## YOUR ASSIGNMENT:
The records below are split into lines. How many of those lines contain the string "сеты"? Reply with the number only.

Records from a data source:
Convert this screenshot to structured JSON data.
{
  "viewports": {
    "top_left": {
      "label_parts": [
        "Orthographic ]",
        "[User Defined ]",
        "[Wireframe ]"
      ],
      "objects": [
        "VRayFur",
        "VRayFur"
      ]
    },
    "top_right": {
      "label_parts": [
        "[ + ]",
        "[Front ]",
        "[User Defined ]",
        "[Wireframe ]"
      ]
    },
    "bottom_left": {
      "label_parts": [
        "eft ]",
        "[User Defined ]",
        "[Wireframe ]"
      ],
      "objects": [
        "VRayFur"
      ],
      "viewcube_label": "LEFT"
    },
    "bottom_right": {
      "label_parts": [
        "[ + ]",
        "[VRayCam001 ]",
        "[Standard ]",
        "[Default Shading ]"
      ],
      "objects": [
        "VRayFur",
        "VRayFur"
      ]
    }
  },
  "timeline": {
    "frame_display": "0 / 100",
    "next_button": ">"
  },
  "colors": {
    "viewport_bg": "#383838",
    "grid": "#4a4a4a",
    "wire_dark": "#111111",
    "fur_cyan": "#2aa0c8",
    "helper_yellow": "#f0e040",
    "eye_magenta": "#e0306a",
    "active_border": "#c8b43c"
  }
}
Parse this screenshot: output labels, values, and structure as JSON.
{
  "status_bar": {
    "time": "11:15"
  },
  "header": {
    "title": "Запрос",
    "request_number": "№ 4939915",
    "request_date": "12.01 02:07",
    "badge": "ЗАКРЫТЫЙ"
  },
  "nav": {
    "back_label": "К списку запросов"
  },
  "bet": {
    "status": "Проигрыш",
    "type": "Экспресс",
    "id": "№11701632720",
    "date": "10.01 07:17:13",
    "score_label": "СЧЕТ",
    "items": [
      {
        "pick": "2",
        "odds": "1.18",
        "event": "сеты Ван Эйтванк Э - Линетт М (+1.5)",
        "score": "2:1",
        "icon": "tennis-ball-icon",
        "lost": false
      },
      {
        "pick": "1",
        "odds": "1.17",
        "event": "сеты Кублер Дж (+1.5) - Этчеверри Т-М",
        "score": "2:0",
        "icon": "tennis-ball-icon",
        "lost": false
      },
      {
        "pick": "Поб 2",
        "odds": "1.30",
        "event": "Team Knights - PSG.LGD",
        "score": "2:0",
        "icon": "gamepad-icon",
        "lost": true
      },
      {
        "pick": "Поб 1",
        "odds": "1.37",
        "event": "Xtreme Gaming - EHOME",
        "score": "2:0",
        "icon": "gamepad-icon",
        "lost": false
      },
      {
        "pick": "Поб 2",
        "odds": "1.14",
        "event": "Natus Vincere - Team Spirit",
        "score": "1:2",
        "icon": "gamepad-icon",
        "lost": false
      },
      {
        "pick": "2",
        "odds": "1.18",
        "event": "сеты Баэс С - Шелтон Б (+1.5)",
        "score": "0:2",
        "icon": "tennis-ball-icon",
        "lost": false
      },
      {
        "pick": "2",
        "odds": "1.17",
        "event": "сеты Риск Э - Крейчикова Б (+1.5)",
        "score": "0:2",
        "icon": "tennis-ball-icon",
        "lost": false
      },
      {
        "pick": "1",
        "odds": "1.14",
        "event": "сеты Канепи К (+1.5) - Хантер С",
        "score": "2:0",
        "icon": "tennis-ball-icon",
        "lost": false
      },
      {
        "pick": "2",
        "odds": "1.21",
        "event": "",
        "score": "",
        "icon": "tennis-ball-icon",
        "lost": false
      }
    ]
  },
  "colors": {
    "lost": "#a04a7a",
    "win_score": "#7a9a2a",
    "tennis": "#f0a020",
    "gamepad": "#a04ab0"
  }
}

## YOUR SOLUTION:
5